Unsurprisingly, Magneto hasn’t been entirely honest. The final moments of the issue reveal his trip, along with the X-Men’s robotic butler Ferris, into the lower levels of the complex, where a large technological construct awaits. Apparently, their he’s been constructing a transportation device for the expressed purpose of sending the original five X-Men back to their proper timeline, as revealed during the “Battle of the Atom” crossover.
In the event book, Beast recruited the original lineup of the X-Men from an alternative timeline, in order to remind a borderline-psychotic Cyclops of his noble origins. Unfortunately, the classic squad was trapped out of time, and despite numerous attempts to return to their original reality, remain trapped in the present day, at least until recently. Younger Beast zapped them back in time, thanks to his burgeoning wizardry, but they quickly realized that, somehow, their timeline had continued on with another version of themselves.
Is Magneto aware of their time-displacement conundrum? And if so, what exactly is the longtime X-adversary after by returning them to a time they no longer belong? If he’s not aware of the situation, then why does he want his new “team” to return to the past so badly?

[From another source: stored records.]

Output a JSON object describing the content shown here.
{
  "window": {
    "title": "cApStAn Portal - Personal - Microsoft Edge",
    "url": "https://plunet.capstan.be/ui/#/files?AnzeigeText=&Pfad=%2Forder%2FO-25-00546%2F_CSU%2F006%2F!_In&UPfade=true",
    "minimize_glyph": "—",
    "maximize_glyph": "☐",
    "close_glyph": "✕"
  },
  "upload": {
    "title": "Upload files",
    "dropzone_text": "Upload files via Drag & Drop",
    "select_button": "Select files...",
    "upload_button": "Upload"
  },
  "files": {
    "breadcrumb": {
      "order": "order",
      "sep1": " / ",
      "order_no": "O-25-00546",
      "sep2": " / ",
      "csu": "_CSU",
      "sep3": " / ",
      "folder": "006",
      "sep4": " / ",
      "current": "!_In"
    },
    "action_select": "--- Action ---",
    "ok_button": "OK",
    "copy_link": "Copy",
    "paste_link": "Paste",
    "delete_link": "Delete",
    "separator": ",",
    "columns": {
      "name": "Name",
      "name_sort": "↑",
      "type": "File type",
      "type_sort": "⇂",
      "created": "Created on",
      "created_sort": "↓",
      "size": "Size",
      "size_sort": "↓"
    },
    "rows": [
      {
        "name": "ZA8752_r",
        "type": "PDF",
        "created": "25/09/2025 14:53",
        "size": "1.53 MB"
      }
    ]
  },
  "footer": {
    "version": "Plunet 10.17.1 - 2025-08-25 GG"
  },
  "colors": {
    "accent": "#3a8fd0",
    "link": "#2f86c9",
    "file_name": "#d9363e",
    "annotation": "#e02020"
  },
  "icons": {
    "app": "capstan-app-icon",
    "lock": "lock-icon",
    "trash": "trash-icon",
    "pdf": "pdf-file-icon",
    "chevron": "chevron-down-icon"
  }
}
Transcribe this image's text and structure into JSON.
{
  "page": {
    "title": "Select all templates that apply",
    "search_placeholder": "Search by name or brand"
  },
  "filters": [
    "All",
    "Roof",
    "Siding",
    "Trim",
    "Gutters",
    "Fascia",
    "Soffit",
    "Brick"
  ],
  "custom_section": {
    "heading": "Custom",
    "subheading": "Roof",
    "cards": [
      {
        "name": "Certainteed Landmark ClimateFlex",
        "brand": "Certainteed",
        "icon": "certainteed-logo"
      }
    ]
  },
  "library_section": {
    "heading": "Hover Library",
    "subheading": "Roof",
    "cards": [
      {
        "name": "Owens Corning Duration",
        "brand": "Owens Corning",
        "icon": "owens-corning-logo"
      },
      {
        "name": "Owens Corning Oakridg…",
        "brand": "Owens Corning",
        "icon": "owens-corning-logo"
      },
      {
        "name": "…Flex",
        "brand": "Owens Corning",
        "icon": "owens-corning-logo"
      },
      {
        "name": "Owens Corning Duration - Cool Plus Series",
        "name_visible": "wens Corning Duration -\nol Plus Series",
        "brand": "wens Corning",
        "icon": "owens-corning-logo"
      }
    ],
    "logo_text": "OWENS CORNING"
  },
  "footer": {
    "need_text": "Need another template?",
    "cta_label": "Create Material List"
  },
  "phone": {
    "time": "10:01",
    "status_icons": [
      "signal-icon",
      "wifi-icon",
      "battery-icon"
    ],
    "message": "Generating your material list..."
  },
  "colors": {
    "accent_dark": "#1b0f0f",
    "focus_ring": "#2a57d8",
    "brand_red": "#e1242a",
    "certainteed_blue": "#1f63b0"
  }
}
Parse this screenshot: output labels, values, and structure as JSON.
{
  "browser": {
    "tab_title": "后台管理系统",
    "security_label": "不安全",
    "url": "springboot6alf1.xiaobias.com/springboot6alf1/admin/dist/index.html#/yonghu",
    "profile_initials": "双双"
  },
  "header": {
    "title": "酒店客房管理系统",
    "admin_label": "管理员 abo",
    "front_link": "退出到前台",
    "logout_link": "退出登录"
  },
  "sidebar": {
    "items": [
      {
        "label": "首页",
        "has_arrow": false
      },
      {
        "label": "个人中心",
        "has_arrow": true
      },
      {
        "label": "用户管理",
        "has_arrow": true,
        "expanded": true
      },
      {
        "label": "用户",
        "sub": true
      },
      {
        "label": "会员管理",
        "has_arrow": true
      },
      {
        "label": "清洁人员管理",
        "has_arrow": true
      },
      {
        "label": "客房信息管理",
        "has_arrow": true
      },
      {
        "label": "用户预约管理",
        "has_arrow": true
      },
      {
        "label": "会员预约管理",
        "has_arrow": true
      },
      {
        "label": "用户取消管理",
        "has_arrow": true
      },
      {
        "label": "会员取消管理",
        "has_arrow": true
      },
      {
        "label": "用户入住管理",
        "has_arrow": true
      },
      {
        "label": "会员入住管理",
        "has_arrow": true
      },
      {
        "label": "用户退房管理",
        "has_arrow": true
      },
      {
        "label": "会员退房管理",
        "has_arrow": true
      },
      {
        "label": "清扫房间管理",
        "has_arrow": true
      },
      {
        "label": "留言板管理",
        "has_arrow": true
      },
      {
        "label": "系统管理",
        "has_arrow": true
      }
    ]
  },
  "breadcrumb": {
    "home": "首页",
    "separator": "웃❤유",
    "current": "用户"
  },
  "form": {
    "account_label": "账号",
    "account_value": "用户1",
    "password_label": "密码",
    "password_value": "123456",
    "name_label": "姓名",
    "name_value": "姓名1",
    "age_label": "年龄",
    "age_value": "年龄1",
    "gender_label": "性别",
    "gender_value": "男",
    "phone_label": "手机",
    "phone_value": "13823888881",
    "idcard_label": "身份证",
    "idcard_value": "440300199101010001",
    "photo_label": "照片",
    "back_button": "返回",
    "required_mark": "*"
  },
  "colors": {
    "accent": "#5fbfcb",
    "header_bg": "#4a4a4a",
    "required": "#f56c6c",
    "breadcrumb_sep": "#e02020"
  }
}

Only two issues in, it’s a bit too soon to determine Magneto’s true purpose. Our natural instinct, especially coming from the shifty electromagnetic mutant, is that he’s simply trying to use the X-Men to take out his former allies – while perhaps healing his public image – before dispatching them to their original realm. Another consideration, once again on the dark side, is that Erik is actually using them to gather the roughest mutants on the planet in one place, either to reassemble them as a Brotherhood of Evil Mutants or to destroy them.
Of course, the more intriguing answer is that, much like Doctor Doom, Magneto actually wants to help his fellow mutants return home. Knowing Marvel, the truth is likely somewhere in between. Eric could also possess some knowledge about the X-Men’s presence in their past or future that he’s not letting on. Perhaps their continued existence in modern times is upsetting overall continuity, or he’s trying to push them into the past to right a wrong they failed to correct after being displaced.
Hopefully, the next few issues will unravel the truth behind of Magneto’s plans. Discovering the true nature and depth, as well as corrupting influence, of Beast’s new magical skills should also prove fascinating. In addition, the upcoming chapter should address the reason this latest batch of Sentinels addressed the X-Men as “fellow mutants.” Most of all, we’re all excited for to the mutant band’s encounter with Wolverine’s son from the Ultimate Universe in upcoming issues of X-Men: Blue #5.
X-Men: Blue #2 is currently available.